[Dataset records — start]
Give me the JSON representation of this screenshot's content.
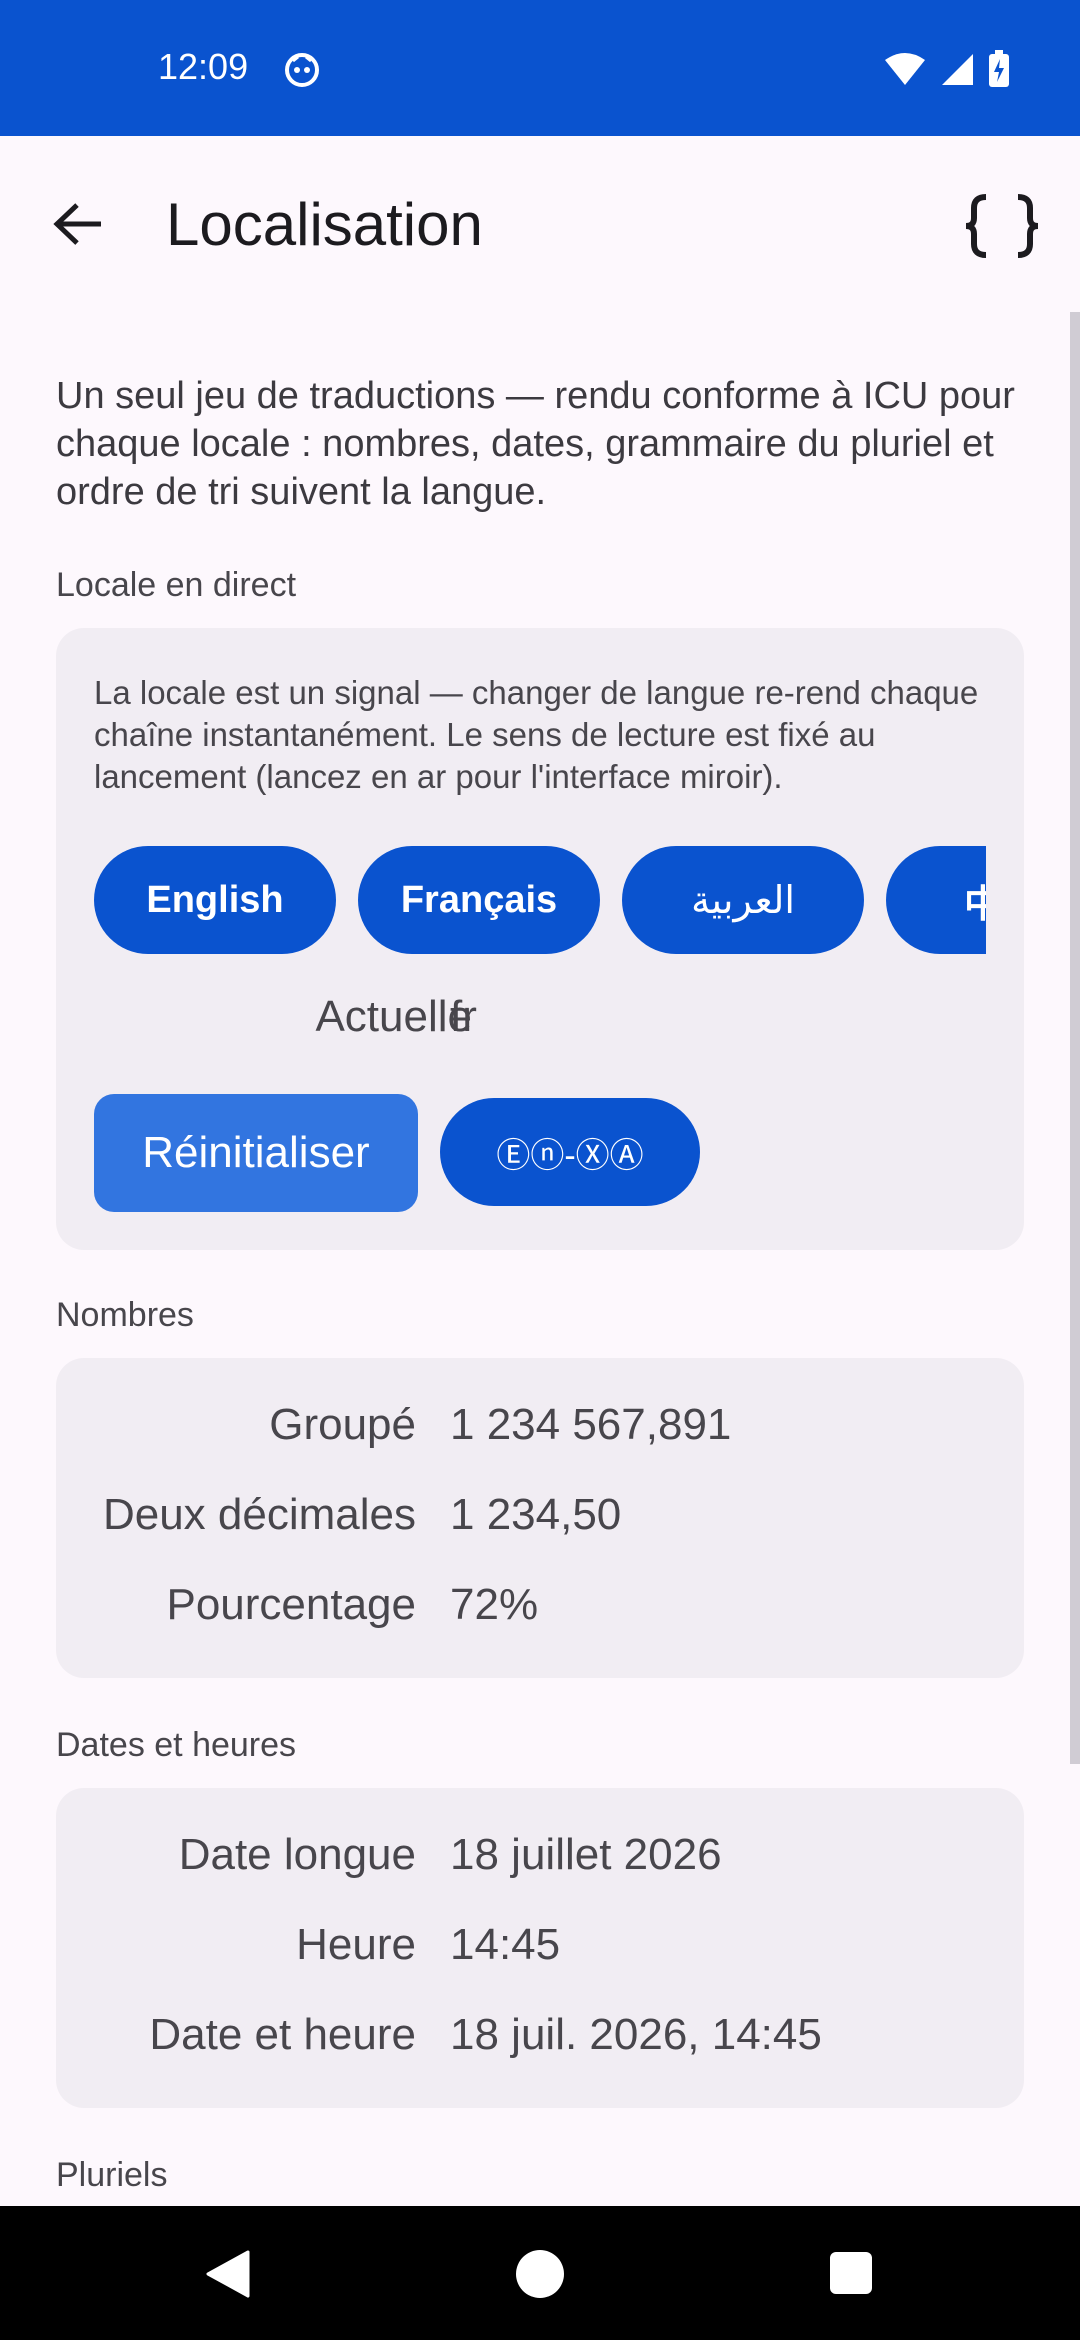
{
  "status": {
    "time": "12:09"
  },
  "appbar": {
    "title": "Localisation",
    "back_icon": "arrow-left-icon",
    "action_icon": "code-braces-icon"
  },
  "intro": "Un seul jeu de traductions — rendu conforme à ICU pour chaque locale : nombres, dates, grammaire du pluriel et ordre de tri suivent la langue.",
  "live_locale": {
    "label": "Locale en direct",
    "note": "La locale est un signal — changer de langue re-rend chaque chaîne instantanément. Le sens de lecture est fixé au lancement (lancez en ar pour l'interface miroir).",
    "languages": [
      "English",
      "Français",
      "العربية",
      "中"
    ],
    "current_key": "Actuelle",
    "current_value": "fr",
    "reset_label": "Réinitialiser",
    "pseudo_label": "Ⓔⓝ-ⓍⒶ"
  },
  "numbers": {
    "label": "Nombres",
    "rows": [
      {
        "key": "Groupé",
        "value": "1 234 567,891"
      },
      {
        "key": "Deux décimales",
        "value": "1 234,50"
      },
      {
        "key": "Pourcentage",
        "value": "72%"
      }
    ]
  },
  "dates": {
    "label": "Dates et heures",
    "rows": [
      {
        "key": "Date longue",
        "value": "18 juillet 2026"
      },
      {
        "key": "Heure",
        "value": "14:45"
      },
      {
        "key": "Date et heure",
        "value": "18 juil. 2026, 14:45"
      }
    ]
  },
  "plurals": {
    "label": "Pluriels"
  },
  "colors": {
    "primary": "#0a53cf",
    "reset_button": "#3275e0",
    "card": "#f1edf3",
    "background": "#fdf8fd"
  }
}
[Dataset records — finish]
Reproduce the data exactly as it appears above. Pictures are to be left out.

Give me the JSON representation of this screenshot's content.
{
  "status": {
    "time": "12:09"
  },
  "appbar": {
    "title": "Localisation",
    "back_icon": "arrow-left-icon",
    "action_icon": "code-braces-icon"
  },
  "intro": "Un seul jeu de traductions — rendu conforme à ICU pour chaque locale : nombres, dates, grammaire du pluriel et ordre de tri suivent la langue.",
  "live_locale": {
    "label": "Locale en direct",
    "note": "La locale est un signal — changer de langue re-rend chaque chaîne instantanément. Le sens de lecture est fixé au lancement (lancez en ar pour l'interface miroir).",
    "languages": [
      "English",
      "Français",
      "العربية",
      "中"
    ],
    "current_key": "Actuelle",
    "current_value": "fr",
    "reset_label": "Réinitialiser",
    "pseudo_label": "Ⓔⓝ-ⓍⒶ"
  },
  "numbers": {
    "label": "Nombres",
    "rows": [
      {
        "key": "Groupé",
        "value": "1 234 567,891"
      },
      {
        "key": "Deux décimales",
        "value": "1 234,50"
      },
      {
        "key": "Pourcentage",
        "value": "72%"
      }
    ]
  },
  "dates": {
    "label": "Dates et heures",
    "rows": [
      {
        "key": "Date longue",
        "value": "18 juillet 2026"
      },
      {
        "key": "Heure",
        "value": "14:45"
      },
      {
        "key": "Date et heure",
        "value": "18 juil. 2026, 14:45"
      }
    ]
  },
  "plurals": {
    "label": "Pluriels"
  },
  "colors": {
    "primary": "#0a53cf",
    "reset_button": "#3275e0",
    "card": "#f1edf3",
    "background": "#fdf8fd"
  }
}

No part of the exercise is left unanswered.